DESCRIPTION OF THE TASK: Retyping all the entries exactly is the whole task.
[GIVEN INFORMATION Boundary: Start]
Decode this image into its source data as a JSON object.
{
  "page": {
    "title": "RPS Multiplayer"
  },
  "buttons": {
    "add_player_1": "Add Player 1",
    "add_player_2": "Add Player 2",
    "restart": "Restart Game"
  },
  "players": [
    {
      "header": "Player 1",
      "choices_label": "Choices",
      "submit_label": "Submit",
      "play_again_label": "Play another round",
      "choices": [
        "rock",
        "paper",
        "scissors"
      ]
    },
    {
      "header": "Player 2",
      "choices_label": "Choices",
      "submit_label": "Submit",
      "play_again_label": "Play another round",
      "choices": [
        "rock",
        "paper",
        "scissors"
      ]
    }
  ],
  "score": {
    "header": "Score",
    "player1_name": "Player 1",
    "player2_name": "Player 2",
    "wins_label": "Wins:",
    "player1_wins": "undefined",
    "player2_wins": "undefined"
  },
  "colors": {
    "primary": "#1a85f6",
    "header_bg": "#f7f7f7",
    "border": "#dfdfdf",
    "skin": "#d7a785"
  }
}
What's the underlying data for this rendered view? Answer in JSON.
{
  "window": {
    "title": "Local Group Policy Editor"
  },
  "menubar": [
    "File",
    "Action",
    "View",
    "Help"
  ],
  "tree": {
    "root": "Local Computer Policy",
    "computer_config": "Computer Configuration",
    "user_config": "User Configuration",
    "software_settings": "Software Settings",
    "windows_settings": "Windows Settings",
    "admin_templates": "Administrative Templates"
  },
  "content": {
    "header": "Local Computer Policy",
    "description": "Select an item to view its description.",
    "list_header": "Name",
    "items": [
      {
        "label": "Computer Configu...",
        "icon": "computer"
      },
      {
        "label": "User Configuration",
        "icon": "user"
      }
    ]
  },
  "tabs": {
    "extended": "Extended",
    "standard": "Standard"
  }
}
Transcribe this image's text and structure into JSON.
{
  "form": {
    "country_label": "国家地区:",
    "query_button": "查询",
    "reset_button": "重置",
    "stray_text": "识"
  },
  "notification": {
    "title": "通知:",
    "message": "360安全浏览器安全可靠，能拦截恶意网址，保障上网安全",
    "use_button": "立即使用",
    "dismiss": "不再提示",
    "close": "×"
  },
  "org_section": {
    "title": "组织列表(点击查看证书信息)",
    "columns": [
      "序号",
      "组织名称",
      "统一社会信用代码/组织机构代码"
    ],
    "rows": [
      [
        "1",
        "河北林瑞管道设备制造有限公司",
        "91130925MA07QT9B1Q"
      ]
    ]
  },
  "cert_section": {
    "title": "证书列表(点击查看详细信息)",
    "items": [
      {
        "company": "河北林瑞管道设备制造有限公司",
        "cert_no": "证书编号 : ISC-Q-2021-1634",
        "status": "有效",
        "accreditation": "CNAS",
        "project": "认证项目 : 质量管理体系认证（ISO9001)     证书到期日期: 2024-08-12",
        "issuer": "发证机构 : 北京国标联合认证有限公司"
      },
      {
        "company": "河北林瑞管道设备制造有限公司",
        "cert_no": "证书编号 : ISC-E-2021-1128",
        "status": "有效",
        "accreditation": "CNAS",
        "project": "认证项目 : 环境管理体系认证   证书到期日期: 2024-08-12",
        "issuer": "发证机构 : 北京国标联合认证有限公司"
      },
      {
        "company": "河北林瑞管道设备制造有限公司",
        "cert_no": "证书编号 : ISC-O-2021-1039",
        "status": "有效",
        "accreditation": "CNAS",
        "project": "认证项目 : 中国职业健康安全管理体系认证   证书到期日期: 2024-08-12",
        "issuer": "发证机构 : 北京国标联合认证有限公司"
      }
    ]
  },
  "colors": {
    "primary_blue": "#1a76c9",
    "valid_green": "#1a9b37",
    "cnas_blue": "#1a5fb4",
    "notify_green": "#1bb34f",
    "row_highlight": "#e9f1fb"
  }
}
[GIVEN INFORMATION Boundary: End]
FINISHED TASK:
Decode this image into its source data as a JSON object.
{
  "page": {
    "title": "RPS Multiplayer"
  },
  "buttons": {
    "add_player_1": "Add Player 1",
    "add_player_2": "Add Player 2",
    "restart": "Restart Game"
  },
  "players": [
    {
      "header": "Player 1",
      "choices_label": "Choices",
      "submit_label": "Submit",
      "play_again_label": "Play another round",
      "choices": [
        "rock",
        "paper",
        "scissors"
      ]
    },
    {
      "header": "Player 2",
      "choices_label": "Choices",
      "submit_label": "Submit",
      "play_again_label": "Play another round",
      "choices": [
        "rock",
        "paper",
        "scissors"
      ]
    }
  ],
  "score": {
    "header": "Score",
    "player1_name": "Player 1",
    "player2_name": "Player 2",
    "wins_label": "Wins:",
    "player1_wins": "undefined",
    "player2_wins": "undefined"
  },
  "colors": {
    "primary": "#1a85f6",
    "header_bg": "#f7f7f7",
    "border": "#dfdfdf",
    "skin": "#d7a785"
  }
}
What's the underlying data for this rendered view? Answer in JSON.
{
  "window": {
    "title": "Local Group Policy Editor"
  },
  "menubar": [
    "File",
    "Action",
    "View",
    "Help"
  ],
  "tree": {
    "root": "Local Computer Policy",
    "computer_config": "Computer Configuration",
    "user_config": "User Configuration",
    "software_settings": "Software Settings",
    "windows_settings": "Windows Settings",
    "admin_templates": "Administrative Templates"
  },
  "content": {
    "header": "Local Computer Policy",
    "description": "Select an item to view its description.",
    "list_header": "Name",
    "items": [
      {
        "label": "Computer Configu...",
        "icon": "computer"
      },
      {
        "label": "User Configuration",
        "icon": "user"
      }
    ]
  },
  "tabs": {
    "extended": "Extended",
    "standard": "Standard"
  }
}
Transcribe this image's text and structure into JSON.
{
  "form": {
    "country_label": "国家地区:",
    "query_button": "查询",
    "reset_button": "重置",
    "stray_text": "识"
  },
  "notification": {
    "title": "通知:",
    "message": "360安全浏览器安全可靠，能拦截恶意网址，保障上网安全",
    "use_button": "立即使用",
    "dismiss": "不再提示",
    "close": "×"
  },
  "org_section": {
    "title": "组织列表(点击查看证书信息)",
    "columns": [
      "序号",
      "组织名称",
      "统一社会信用代码/组织机构代码"
    ],
    "rows": [
      [
        "1",
        "河北林瑞管道设备制造有限公司",
        "91130925MA07QT9B1Q"
      ]
    ]
  },
  "cert_section": {
    "title": "证书列表(点击查看详细信息)",
    "items": [
      {
        "company": "河北林瑞管道设备制造有限公司",
        "cert_no": "证书编号 : ISC-Q-2021-1634",
        "status": "有效",
        "accreditation": "CNAS",
        "project": "认证项目 : 质量管理体系认证（ISO9001)     证书到期日期: 2024-08-12",
        "issuer": "发证机构 : 北京国标联合认证有限公司"
      },
      {
        "company": "河北林瑞管道设备制造有限公司",
        "cert_no": "证书编号 : ISC-E-2021-1128",
        "status": "有效",
        "accreditation": "CNAS",
        "project": "认证项目 : 环境管理体系认证   证书到期日期: 2024-08-12",
        "issuer": "发证机构 : 北京国标联合认证有限公司"
      },
      {
        "company": "河北林瑞管道设备制造有限公司",
        "cert_no": "证书编号 : ISC-O-2021-1039",
        "status": "有效",
        "accreditation": "CNAS",
        "project": "认证项目 : 中国职业健康安全管理体系认证   证书到期日期: 2024-08-12",
        "issuer": "发证机构 : 北京国标联合认证有限公司"
      }
    ]
  },
  "colors": {
    "primary_blue": "#1a76c9",
    "valid_green": "#1a9b37",
    "cnas_blue": "#1a5fb4",
    "notify_green": "#1bb34f",
    "row_highlight": "#e9f1fb"
  }
}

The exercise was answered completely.